Wöhler synthesised the organic compound urea by accident in 1828. He was attempting to prepare ammonium cyanate. The synthesis of urea via intermolecular rearrangement heralded a new understanding of the nature of life. Hitherto, educated opinion had typically assumed that organic substances in the bodies of plants and animals could be formed only under the influence of a mysterious "vital force". This vitalistic principle or "life energy" has been given many labels in different times and cultures: the Chinese called it "qi" or "chi"; Indians knew it as "prana"; and the Japanese named it "ki". Anton Mesmer's animal magnetism was a form of vitalism. So too was Henri Bergson's élan vital.

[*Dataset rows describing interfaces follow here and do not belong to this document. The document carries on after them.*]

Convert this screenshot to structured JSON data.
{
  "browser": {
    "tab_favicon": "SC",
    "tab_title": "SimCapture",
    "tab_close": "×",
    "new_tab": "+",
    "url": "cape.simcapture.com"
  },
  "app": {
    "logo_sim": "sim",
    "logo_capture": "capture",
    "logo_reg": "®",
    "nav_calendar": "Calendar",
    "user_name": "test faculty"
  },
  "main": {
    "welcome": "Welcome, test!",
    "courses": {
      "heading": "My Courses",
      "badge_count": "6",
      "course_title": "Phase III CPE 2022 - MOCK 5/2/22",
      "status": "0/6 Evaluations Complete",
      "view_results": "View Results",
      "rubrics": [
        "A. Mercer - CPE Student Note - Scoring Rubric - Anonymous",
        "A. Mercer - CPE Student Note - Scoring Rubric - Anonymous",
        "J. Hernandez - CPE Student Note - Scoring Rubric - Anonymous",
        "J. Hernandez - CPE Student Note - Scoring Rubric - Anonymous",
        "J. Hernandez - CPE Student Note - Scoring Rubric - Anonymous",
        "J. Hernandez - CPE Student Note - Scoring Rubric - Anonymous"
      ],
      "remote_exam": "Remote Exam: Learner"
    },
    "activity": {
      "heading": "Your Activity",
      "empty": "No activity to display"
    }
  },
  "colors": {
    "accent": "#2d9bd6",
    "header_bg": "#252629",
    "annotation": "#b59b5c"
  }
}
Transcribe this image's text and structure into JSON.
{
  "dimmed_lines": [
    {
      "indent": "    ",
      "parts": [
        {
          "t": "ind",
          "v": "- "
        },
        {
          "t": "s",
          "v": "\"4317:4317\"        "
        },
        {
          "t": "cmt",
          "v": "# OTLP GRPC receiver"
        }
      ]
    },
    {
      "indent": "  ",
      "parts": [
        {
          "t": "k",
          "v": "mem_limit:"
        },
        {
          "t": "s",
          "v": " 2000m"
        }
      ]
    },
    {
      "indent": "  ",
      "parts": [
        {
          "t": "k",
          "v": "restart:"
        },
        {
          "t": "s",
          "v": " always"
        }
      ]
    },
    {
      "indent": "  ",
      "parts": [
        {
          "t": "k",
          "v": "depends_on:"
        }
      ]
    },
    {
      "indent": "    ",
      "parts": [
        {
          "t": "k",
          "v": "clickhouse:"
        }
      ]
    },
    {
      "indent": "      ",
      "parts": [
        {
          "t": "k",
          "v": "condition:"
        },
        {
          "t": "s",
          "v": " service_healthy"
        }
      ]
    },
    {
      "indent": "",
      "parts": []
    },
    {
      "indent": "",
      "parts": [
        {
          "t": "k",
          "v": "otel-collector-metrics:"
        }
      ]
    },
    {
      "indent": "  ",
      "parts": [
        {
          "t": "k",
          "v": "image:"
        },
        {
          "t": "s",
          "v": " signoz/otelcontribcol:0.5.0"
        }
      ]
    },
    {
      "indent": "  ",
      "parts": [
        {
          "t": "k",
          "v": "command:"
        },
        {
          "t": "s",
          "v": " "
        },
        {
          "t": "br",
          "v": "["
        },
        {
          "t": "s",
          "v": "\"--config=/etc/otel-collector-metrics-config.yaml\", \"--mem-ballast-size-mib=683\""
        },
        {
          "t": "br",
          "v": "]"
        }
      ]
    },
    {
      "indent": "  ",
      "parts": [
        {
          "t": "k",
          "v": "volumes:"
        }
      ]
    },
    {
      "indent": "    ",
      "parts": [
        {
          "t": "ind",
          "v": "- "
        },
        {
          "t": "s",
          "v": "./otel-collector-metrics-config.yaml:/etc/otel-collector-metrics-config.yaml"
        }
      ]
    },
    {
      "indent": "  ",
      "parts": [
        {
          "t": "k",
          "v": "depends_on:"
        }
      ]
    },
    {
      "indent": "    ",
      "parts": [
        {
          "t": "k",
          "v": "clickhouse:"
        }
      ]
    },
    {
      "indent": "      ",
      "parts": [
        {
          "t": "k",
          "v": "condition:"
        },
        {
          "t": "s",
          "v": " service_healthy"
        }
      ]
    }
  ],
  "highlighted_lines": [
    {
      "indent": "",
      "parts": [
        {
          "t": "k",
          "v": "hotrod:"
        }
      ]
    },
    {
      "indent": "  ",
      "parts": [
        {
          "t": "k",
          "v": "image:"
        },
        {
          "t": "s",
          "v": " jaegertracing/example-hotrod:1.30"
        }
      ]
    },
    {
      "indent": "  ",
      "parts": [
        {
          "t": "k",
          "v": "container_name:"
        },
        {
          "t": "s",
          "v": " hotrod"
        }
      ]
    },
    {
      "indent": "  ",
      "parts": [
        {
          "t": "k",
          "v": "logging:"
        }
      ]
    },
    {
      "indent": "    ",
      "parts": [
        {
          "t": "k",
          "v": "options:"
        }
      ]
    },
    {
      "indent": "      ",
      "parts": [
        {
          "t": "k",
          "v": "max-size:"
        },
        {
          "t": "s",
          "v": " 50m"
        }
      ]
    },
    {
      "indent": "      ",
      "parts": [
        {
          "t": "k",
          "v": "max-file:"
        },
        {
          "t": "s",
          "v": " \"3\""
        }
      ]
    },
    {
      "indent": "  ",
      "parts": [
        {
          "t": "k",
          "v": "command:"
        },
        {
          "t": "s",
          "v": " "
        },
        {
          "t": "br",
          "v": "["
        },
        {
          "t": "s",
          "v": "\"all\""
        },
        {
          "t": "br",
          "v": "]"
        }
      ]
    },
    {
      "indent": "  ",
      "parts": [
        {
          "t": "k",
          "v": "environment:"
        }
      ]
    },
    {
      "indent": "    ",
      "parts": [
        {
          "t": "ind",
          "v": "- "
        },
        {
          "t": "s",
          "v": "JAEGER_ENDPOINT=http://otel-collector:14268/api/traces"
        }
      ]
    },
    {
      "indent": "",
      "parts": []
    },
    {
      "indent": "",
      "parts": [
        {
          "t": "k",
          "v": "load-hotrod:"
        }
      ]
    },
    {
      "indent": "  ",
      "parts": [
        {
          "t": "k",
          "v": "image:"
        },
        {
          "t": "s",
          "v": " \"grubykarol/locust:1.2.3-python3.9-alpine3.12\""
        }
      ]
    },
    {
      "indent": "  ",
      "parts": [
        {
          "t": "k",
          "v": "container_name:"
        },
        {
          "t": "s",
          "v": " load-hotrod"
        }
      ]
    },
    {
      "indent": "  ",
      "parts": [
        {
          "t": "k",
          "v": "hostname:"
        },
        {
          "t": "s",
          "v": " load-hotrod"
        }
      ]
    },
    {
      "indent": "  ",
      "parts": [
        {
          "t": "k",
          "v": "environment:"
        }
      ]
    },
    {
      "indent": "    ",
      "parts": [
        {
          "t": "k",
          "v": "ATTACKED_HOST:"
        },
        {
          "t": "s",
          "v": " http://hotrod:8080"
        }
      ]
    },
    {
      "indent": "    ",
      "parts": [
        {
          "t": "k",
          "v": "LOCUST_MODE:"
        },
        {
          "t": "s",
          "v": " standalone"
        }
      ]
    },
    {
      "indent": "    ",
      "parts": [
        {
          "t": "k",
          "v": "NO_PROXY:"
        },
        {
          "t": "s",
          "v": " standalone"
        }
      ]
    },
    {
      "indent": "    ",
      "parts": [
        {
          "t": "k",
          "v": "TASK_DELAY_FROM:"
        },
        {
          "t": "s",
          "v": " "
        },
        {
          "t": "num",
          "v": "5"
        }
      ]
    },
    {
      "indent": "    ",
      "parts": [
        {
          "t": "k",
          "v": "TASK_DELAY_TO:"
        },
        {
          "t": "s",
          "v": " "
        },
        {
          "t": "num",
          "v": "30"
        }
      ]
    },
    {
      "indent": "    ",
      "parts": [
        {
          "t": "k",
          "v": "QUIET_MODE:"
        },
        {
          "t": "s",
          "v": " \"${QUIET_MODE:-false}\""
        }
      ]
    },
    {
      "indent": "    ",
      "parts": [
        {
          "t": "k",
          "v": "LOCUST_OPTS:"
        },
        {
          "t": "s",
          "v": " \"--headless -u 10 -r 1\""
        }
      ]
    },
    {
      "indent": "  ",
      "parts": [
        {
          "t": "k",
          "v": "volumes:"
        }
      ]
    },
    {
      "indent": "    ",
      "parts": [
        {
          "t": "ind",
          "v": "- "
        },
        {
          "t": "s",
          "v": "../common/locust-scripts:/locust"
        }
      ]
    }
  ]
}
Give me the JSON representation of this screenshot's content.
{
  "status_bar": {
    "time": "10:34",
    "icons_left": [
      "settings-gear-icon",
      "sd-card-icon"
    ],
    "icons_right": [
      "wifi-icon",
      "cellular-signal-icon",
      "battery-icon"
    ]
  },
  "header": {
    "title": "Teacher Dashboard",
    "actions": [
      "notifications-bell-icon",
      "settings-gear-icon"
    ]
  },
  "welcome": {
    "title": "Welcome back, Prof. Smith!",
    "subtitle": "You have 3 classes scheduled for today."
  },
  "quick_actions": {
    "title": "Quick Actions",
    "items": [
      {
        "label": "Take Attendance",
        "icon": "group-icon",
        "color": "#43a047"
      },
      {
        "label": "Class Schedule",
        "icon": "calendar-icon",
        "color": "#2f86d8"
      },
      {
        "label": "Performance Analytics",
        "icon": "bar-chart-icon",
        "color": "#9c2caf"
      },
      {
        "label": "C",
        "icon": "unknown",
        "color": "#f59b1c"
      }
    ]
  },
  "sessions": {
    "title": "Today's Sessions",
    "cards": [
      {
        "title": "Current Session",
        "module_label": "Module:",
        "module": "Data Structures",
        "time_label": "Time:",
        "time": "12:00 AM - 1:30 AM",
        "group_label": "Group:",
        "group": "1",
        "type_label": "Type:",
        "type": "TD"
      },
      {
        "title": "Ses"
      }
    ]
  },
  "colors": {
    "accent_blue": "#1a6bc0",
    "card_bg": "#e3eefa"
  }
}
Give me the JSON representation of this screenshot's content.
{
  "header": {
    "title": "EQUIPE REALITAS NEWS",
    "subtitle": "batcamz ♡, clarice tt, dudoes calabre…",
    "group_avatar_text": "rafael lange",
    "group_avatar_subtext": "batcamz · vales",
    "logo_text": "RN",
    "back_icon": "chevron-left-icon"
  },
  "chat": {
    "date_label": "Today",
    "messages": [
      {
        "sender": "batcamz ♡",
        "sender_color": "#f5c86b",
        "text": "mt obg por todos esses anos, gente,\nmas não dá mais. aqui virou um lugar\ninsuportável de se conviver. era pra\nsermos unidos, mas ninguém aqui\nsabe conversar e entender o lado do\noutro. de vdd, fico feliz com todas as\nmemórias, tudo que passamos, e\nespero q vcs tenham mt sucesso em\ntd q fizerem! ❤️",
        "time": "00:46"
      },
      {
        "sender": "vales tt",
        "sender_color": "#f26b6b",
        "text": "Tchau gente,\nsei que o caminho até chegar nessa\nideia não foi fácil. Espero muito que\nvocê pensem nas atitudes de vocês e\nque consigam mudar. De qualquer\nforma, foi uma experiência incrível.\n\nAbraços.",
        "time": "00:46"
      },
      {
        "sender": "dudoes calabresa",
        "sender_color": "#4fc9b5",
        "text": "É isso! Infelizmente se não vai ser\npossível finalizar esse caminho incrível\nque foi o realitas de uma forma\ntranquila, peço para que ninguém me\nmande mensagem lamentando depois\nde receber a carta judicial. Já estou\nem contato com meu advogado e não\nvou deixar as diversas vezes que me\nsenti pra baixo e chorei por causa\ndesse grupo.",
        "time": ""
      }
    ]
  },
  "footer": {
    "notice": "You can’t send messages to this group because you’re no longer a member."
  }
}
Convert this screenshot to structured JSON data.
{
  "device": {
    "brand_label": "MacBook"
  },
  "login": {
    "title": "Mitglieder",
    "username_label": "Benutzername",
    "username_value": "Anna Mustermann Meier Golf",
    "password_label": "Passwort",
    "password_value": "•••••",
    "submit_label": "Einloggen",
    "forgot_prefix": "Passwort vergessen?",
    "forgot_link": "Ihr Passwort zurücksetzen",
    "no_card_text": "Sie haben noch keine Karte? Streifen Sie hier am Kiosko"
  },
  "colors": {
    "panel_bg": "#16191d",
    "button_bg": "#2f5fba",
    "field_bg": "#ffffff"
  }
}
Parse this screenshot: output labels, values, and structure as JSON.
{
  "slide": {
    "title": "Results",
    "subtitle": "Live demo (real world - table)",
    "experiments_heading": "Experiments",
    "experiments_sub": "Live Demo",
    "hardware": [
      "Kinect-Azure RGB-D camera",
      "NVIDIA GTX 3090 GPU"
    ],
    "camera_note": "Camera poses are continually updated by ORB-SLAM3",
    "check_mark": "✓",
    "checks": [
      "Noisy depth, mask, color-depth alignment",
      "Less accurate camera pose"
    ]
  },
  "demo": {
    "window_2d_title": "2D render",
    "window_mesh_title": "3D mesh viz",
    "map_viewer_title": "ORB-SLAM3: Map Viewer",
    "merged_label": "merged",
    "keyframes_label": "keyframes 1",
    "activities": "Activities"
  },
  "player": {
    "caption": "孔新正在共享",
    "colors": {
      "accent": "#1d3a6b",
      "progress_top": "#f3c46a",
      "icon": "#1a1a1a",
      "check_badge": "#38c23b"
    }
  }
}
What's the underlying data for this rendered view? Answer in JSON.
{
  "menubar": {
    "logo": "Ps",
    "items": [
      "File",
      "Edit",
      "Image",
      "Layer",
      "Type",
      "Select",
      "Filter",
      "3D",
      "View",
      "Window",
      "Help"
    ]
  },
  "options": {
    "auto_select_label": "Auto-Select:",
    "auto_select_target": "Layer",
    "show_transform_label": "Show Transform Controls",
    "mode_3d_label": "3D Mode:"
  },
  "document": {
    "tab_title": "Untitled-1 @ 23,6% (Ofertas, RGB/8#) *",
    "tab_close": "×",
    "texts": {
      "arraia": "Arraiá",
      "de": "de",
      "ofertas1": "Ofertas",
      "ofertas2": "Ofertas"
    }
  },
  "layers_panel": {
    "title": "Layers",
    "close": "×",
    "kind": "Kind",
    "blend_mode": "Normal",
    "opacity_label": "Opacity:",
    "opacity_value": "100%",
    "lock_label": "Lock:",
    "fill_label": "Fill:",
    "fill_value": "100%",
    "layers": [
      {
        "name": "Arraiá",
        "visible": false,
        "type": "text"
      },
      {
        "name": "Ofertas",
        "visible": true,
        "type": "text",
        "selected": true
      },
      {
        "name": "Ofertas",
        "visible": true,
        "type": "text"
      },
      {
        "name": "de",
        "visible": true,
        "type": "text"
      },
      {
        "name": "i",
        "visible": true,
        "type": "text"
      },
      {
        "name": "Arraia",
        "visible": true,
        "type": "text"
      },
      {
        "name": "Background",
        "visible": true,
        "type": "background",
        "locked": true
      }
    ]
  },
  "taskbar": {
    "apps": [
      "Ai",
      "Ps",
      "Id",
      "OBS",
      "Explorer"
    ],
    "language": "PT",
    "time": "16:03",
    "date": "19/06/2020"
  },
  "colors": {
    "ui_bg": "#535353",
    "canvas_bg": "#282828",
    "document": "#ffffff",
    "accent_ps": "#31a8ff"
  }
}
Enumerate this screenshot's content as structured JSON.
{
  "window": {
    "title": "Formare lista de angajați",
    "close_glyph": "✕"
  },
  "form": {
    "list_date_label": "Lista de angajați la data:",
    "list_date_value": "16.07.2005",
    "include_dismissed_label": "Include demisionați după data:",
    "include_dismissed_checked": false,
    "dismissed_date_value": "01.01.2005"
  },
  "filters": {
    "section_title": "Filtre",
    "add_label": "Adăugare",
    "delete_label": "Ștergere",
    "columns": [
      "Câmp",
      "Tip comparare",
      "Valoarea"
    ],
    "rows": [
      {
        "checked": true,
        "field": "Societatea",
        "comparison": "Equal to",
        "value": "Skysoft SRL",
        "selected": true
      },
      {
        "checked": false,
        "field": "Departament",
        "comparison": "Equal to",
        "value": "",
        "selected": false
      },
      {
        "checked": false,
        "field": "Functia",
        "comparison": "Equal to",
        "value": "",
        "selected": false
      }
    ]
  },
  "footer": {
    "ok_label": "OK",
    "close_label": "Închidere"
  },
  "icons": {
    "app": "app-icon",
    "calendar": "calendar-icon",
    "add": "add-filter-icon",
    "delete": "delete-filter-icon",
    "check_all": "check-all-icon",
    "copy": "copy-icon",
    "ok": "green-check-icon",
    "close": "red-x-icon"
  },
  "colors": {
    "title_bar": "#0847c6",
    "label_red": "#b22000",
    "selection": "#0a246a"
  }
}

Vitalists disagreed over whether pain was itself the life force, or whether instead it merely acted as a spur to the life force. Other vitalists argued that the life force was depleted by pain. Any agent strong enough to overpower pain would supposedly overpower the life force as well. Wöhler's synthesis of an organic compound from inorganic materials undermined a key tenet of vitalist philosophy. Fresh organic syntheses in the laboratory followed.
Today, complex organic compounds are routinely designed and synthesised artificially. Indeed within a few decades, life scientists are likely to create artificial chromosomes and even living cells from scratch by chemically synthesizing all their components in vitro. But in the 19th century and beyond, vitalism retained a host of influential adherents. Vitalist opponents of painless surgery like Francois Magendie, professor of anatomy and physiology with the Faculty of Medicine in Paris, believed that anaesthesia was dangerous precisely because anaesthetics weakened the vital force.
Refs and Further Reading
Anaesthesia and Anaesthetics